Heritage conservation groups and youth organizations are trying to bring back the glory of what was once dubbed the queen of streets, Escolta.
But is it still worth the effort?
For Romel Leal Santiago, vice president for external affairs of the Heritage Conservation Society-Youth (HCS-Y) and head of the Escolta Revival Movement, the once famous street is worthy of its revival.
Santiago is not alone in the advocacy. With Escolta Commercial Association Inc. (ECAI) and HCS-Y, they are also supported by 98B COLLABoratory, an artist group, and the International Council for Monuments and Sites.
Santiago also called for more efforts of different organizations from universities in Manila to introduce Escolta to students.
“We would also appreciate the efforts of organizations from different universities in Manila for introducing Escolta to their fellow students,” he said.
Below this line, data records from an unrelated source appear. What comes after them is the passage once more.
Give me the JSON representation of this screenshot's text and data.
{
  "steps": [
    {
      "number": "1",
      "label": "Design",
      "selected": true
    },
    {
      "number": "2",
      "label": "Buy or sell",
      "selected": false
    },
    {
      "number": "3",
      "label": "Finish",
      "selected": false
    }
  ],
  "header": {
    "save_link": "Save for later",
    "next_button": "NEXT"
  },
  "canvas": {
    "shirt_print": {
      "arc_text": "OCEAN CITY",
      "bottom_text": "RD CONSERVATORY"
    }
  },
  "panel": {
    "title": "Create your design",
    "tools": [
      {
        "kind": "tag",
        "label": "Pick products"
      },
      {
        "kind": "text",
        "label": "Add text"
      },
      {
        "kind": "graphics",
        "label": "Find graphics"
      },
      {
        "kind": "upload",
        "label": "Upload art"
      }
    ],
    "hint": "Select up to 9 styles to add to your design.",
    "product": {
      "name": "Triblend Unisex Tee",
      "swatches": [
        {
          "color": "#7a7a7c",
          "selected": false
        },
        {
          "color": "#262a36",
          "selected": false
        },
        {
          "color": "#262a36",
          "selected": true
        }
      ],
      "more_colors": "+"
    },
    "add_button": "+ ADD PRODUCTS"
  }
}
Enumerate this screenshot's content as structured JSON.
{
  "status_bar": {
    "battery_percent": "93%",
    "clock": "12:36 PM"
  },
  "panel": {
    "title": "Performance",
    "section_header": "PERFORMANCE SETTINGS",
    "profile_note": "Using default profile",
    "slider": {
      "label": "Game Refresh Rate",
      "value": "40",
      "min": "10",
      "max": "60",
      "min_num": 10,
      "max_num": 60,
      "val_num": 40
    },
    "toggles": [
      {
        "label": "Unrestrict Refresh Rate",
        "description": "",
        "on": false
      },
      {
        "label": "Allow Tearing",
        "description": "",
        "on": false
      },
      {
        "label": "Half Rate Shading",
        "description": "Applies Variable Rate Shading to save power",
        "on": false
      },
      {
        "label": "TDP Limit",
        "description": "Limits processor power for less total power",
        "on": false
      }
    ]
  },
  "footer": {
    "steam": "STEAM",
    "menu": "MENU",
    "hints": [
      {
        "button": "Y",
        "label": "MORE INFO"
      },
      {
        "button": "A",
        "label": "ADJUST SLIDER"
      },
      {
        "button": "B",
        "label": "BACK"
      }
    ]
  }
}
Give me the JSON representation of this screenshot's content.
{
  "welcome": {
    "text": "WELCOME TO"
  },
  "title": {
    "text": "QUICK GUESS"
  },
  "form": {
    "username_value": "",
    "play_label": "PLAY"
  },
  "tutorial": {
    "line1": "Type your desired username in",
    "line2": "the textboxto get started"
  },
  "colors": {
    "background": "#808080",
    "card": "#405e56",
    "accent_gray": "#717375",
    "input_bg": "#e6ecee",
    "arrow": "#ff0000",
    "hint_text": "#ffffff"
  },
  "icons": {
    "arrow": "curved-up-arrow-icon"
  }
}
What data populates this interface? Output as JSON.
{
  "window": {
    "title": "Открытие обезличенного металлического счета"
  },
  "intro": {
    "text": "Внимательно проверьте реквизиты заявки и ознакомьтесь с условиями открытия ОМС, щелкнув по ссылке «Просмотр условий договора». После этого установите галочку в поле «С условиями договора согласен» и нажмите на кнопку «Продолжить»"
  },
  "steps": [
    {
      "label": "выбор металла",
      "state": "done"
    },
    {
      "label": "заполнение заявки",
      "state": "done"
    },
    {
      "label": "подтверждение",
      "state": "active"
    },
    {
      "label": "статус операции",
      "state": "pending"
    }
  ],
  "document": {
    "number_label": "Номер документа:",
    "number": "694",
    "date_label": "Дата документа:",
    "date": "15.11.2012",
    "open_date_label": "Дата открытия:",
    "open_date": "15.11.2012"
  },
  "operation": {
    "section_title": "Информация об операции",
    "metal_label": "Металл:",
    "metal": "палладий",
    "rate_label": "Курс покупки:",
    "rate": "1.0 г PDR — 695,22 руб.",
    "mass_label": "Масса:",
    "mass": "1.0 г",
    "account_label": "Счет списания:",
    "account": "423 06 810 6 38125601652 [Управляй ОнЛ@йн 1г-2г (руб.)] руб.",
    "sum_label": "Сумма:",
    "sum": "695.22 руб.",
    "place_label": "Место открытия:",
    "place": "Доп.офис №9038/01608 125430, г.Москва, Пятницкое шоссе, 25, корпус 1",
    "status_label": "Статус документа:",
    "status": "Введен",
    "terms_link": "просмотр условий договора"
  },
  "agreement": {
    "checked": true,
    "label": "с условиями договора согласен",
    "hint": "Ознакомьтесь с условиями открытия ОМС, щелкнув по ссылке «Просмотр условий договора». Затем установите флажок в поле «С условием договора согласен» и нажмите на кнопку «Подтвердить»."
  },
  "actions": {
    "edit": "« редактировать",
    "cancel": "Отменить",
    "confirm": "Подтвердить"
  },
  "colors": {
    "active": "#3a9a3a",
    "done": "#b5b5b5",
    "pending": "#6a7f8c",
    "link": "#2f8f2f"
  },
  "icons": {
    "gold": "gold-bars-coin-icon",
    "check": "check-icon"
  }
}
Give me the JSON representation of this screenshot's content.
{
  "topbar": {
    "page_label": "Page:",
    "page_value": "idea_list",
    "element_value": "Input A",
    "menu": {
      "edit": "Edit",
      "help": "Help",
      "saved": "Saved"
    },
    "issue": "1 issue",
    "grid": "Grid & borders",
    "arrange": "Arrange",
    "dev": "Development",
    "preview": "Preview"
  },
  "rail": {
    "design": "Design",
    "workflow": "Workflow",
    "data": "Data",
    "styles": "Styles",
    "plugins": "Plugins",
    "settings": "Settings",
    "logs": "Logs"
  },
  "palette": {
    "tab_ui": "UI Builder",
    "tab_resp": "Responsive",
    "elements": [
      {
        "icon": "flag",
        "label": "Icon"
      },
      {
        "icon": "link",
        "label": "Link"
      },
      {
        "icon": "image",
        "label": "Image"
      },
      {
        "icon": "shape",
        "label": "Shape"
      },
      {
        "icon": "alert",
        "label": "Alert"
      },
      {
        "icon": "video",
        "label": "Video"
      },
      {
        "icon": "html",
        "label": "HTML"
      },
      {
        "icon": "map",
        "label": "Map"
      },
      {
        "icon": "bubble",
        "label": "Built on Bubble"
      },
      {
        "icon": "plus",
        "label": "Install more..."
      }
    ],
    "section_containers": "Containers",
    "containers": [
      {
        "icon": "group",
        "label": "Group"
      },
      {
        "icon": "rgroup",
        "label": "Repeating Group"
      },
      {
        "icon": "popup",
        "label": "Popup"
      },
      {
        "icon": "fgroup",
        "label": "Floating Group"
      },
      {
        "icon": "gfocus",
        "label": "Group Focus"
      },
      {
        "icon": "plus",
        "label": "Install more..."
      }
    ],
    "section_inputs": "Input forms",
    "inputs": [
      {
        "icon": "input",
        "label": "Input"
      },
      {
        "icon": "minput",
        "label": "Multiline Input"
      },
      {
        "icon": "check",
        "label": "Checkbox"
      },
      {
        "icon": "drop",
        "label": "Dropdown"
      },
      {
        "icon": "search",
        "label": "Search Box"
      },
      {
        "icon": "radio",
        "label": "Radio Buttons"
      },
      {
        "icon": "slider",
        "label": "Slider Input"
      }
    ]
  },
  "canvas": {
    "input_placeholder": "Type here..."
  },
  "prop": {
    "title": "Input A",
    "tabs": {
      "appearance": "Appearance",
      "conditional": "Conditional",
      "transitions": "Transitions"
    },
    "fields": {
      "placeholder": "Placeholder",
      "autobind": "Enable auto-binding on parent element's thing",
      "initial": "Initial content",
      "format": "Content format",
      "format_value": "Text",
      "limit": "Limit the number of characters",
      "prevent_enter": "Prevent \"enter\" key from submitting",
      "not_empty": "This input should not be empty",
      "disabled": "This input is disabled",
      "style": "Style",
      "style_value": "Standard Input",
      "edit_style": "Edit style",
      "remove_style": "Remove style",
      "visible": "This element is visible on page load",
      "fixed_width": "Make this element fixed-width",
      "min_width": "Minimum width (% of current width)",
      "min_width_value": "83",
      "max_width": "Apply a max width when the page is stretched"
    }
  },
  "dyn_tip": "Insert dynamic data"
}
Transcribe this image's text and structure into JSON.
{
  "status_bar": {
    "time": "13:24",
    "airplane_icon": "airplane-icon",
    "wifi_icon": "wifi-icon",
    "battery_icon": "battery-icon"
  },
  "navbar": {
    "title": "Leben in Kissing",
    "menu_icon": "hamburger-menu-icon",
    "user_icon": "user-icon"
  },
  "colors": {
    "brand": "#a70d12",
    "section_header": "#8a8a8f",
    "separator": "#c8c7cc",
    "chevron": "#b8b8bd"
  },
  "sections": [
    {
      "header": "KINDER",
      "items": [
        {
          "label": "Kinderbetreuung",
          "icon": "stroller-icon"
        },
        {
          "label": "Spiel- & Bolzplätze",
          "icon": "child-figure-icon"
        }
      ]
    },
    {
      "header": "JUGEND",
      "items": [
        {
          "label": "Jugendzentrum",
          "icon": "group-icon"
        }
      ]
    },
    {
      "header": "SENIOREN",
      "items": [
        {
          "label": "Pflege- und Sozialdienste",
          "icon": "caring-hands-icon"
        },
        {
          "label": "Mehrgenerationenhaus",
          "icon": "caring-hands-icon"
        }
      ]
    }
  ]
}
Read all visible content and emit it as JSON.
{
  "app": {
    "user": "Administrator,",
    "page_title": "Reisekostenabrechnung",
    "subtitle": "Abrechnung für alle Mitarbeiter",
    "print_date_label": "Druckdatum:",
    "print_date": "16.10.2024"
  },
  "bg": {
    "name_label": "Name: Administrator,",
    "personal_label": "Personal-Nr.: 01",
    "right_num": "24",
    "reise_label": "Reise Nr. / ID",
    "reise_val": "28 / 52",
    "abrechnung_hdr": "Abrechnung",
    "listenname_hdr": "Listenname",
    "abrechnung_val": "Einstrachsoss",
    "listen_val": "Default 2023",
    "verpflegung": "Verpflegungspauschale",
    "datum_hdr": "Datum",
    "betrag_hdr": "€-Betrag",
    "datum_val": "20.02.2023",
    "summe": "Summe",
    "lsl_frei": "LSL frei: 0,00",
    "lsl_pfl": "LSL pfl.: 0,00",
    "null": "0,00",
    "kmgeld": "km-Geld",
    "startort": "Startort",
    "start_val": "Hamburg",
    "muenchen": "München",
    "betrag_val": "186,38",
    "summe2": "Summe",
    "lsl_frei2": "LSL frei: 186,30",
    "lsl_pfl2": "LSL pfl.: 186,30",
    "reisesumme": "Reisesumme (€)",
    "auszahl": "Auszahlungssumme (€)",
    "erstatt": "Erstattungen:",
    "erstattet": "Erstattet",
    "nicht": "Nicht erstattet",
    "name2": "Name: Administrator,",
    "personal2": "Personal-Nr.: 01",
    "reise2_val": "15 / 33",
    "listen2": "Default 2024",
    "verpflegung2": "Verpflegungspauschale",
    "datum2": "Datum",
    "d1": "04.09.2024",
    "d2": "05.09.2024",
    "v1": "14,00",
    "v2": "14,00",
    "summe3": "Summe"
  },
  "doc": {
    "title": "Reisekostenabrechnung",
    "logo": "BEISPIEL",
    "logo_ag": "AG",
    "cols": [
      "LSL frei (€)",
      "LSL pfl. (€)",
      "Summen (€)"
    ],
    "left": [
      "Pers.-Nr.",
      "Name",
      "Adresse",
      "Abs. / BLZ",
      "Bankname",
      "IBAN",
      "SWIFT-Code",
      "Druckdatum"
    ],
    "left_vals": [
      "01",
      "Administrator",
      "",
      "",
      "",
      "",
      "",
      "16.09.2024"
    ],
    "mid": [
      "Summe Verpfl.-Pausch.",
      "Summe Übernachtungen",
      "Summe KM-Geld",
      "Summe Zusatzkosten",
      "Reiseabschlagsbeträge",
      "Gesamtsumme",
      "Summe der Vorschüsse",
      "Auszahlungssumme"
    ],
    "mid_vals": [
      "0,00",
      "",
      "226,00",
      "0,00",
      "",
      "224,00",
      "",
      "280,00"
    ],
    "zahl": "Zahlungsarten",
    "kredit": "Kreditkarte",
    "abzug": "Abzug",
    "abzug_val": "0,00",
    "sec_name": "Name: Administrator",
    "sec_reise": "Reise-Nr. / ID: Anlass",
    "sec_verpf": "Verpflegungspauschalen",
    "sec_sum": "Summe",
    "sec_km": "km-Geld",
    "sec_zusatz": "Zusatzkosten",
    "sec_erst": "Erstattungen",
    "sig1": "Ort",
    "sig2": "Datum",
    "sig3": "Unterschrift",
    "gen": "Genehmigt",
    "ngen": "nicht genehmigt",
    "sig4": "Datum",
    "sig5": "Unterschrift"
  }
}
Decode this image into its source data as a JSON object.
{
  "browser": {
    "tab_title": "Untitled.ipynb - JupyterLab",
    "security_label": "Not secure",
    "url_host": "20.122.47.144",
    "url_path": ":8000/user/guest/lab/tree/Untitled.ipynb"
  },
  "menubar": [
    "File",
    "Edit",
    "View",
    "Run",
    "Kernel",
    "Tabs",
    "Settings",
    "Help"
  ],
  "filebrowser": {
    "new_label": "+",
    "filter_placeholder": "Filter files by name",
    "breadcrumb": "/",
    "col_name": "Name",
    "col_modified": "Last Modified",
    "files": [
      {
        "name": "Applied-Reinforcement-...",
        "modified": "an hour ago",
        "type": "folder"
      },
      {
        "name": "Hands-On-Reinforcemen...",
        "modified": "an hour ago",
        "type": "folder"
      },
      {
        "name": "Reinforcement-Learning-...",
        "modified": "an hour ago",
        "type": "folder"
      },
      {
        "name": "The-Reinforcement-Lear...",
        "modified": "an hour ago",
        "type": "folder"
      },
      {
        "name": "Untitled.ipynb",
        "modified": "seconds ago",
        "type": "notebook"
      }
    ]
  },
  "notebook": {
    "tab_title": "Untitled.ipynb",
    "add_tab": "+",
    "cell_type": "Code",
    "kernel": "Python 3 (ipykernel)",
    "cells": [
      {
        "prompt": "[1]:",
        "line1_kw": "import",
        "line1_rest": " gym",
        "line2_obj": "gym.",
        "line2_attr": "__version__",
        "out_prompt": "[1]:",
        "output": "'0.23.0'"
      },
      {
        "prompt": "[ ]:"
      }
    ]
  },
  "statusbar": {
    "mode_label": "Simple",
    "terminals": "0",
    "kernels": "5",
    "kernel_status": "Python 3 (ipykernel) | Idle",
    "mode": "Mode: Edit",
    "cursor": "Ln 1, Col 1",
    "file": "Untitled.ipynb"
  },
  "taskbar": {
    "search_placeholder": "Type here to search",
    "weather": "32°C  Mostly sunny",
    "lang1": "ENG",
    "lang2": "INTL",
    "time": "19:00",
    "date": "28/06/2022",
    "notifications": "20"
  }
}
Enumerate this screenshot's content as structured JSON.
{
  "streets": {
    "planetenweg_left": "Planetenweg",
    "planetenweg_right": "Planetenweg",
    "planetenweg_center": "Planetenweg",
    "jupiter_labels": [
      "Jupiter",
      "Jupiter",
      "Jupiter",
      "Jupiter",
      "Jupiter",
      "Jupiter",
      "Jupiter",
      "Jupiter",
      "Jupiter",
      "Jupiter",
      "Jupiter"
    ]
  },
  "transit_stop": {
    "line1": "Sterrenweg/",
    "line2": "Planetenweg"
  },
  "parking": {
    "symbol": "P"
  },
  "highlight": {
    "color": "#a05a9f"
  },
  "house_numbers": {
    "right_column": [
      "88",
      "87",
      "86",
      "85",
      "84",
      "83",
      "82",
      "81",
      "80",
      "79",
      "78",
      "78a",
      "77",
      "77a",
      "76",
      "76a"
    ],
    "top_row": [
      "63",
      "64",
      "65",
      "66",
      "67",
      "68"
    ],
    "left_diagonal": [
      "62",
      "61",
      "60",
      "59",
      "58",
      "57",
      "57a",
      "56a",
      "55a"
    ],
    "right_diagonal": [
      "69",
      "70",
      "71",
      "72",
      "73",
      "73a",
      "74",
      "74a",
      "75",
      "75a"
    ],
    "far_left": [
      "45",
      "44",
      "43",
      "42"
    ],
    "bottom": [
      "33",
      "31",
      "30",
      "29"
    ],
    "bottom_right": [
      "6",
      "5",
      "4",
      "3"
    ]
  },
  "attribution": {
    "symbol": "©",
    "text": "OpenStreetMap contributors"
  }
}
Santiago, who organizes events like tours, flea markets, etc., also serves as coordinator of ECAI, a group of property owners based in Escolta which assures order and security in the district.
“I organize activities and initiatives to help extend public awareness about Escolta. With the help of my colleagues from HCS-Y, we make sure that Escolta will revive the public’s interest by inviting media outlets and online sites to visit and gather stories about the place,” he says.
Dayang Yraola, founder and lead curator of Project Glocal, said that Escolta is being revived after years of neglect.
“My hypothesis is that what Escolta needs is for people to believe again that it is a place where you can actually go to do stuff, not fear for your safety against street vagrants,” she said.
Project Glocal is a social experiment which involves artists from Bangkok, Hong Kong, Manila and Singapore.
“Transi(en)t MNL” is the final installation of Project Glocal 2014, hosted by 98B COLLABoratory. The installation of the project in Manila has the theme technology plus heritage plus people.
“If a project draws people even for a short while, I guess that is already a contribution to their cause,” said Yraola.
Yraola also stressed that for Project Glocal artists and creative partners, the impact in supporting the cause could be realized or expected to manifest in their works.
“It is important is that an opportunity of creation is presented to them,” Yraola said.
For her, holding projects in Escolta is deemed as activation of spaces which are nonprofit, non-invasive, ephemeral but also innovative and creative.
For fashion photographer Karlo Torio, Escolta is a beautiful place and has a spectacular scene to offer.
“From food to photogenic buildings, it’s worth a thousand shots from different angles. It is better to preserve these heritage sites, so we have something to look back and appreciate the old life, the buildings, the environment,” Torio said.
But getting support from the government is a problem.
“As per Heritage Law, the local government will be the major implementing body of all conservation works within Escolta, which was once declared by the National Historical Commission of the Philippines as a heritage zone. But dealing with the local government has always been our major struggle,” Santiago said.
“Preserving heritage is not a priority to the present administration, so we are pushing our efforts in public awareness,” he added.
“Its anticipated revitalization may boost the morale of Filipinos because it will prove to us that it’s not yet too late to love, value, protect and maintain the treasures of our past. The next generation will continue to tell the story of what was once the central business district and the true repository of economic greatness in the Philippines,” Santiago said.
Escolta, located in the old downtown district of Binondo, Manila, was a major center of global trade and commerce for three centuries since 1594.